Environmental protection wasn’t always a partisan issue in Maine. Going back to the 1960s, politicians like former Republican legislators Harry Richardson and Horace Hildreth helped write the laws that cleaned up Maine’s rivers, removed toxic waste and improved air quality.

Programs like Land for Maine’s Future have been successful and popular with Mainers of all political stripes.

But consensus has not been the norm, and too often in recent years environmental arguments have broken down along partisan lines.

Maine’s regulatory regime and environmental activism have been the target of criticism from business interests and have been the subject of numerous political attacks during the recent election. Some of them were off the mark.

For instance, the Maine Yankee nuclear power plant was not shut down by environmentalists, as some candidates have claimed. It was shut down by its owners, who did not want to pay for the repairs needed to extend its life.
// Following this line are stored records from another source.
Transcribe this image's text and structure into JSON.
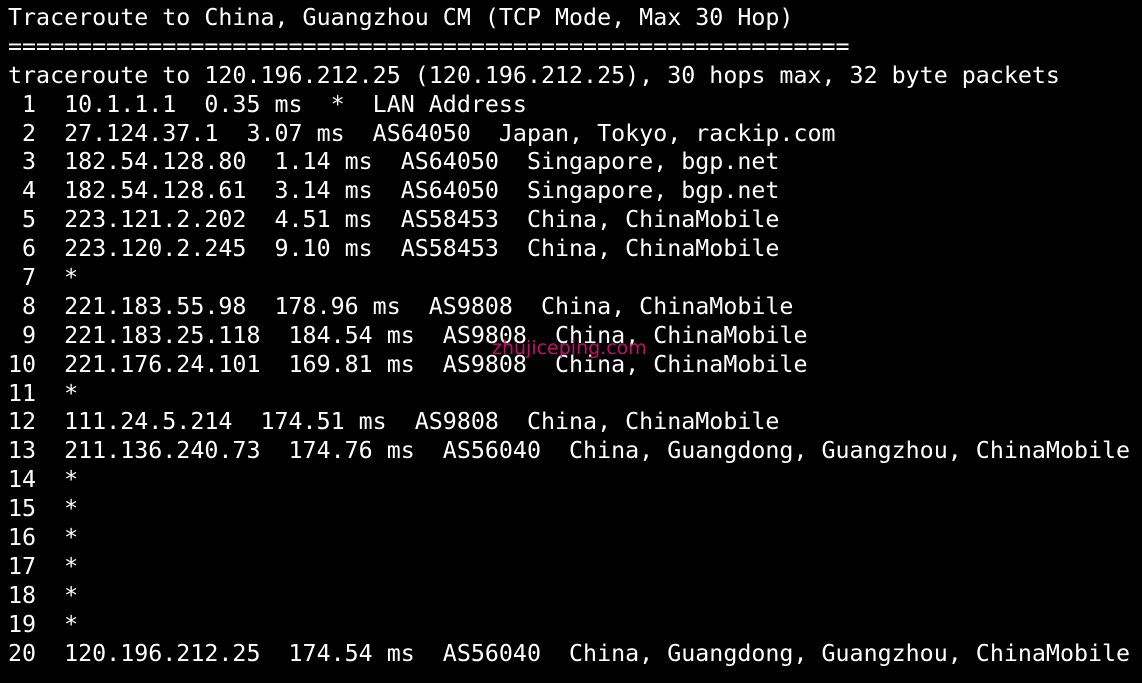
{
  "terminal": {
    "background": "#000000",
    "foreground": "#ffffff",
    "lines": [
      "Traceroute to China, Guangzhou CM (TCP Mode, Max 30 Hop)",
      "============================================================",
      "traceroute to 120.196.212.25 (120.196.212.25), 30 hops max, 32 byte packets",
      " 1  10.1.1.1  0.35 ms  *  LAN Address",
      " 2  27.124.37.1  3.07 ms  AS64050  Japan, Tokyo, rackip.com",
      " 3  182.54.128.80  1.14 ms  AS64050  Singapore, bgp.net",
      " 4  182.54.128.61  3.14 ms  AS64050  Singapore, bgp.net",
      " 5  223.121.2.202  4.51 ms  AS58453  China, ChinaMobile",
      " 6  223.120.2.245  9.10 ms  AS58453  China, ChinaMobile",
      " 7  *",
      " 8  221.183.55.98  178.96 ms  AS9808  China, ChinaMobile",
      " 9  221.183.25.118  184.54 ms  AS9808  China, ChinaMobile",
      "10  221.176.24.101  169.81 ms  AS9808  China, ChinaMobile",
      "11  *",
      "12  111.24.5.214  174.51 ms  AS9808  China, ChinaMobile",
      "13  211.136.240.73  174.76 ms  AS56040  China, Guangdong, Guangzhou, ChinaMobile",
      "14  *",
      "15  *",
      "16  *",
      "17  *",
      "18  *",
      "19  *",
      "20  120.196.212.25  174.54 ms  AS56040  China, Guangdong, Guangzhou, ChinaMobile"
    ]
  },
  "watermark": {
    "text": "zhujiceping.com",
    "color": "#d4137a"
  }
}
And the paper industry has not been driven out of Maine by environmental standards.

The industry produces as much paper as it ever did, albeit with far fewer workers due to more efficient technology. That proves that industry and environmental protection can exist together.

But all the criticism of Maine’s regulatory climate is not misguided. Over-regulation was ranked with high health care and energy costs as a top impediment to doing business in Maine in a recent survey — ahead of high taxes as a cause of concern.

The length of time it takes to reach a decision is as much problem as the rules themselves. As a developer once said, “I didn’t mind that they said ‘no,’ I just wish it was $1 million sooner.”

There is still room for bipartisan consensus on the goals of environmental protection, even when there is disagreement over the methods best employed to achieve them.

Gov.-elect Paul LePage and a Republican-led Legislature have an opportunity to make progress on these issues.

That can happen if they can assure the public that they will not sacrifice Maine’s clean air, water and open space that are necessary for traditional Maine industries like farming, fishing, forestry and tourism as well as the health and quality of life for its residents.

The election shows that Mainers are ready to make some changes in the way the environment is protected. It will take work from all sides to make sure that these changes are consistent with Maine values.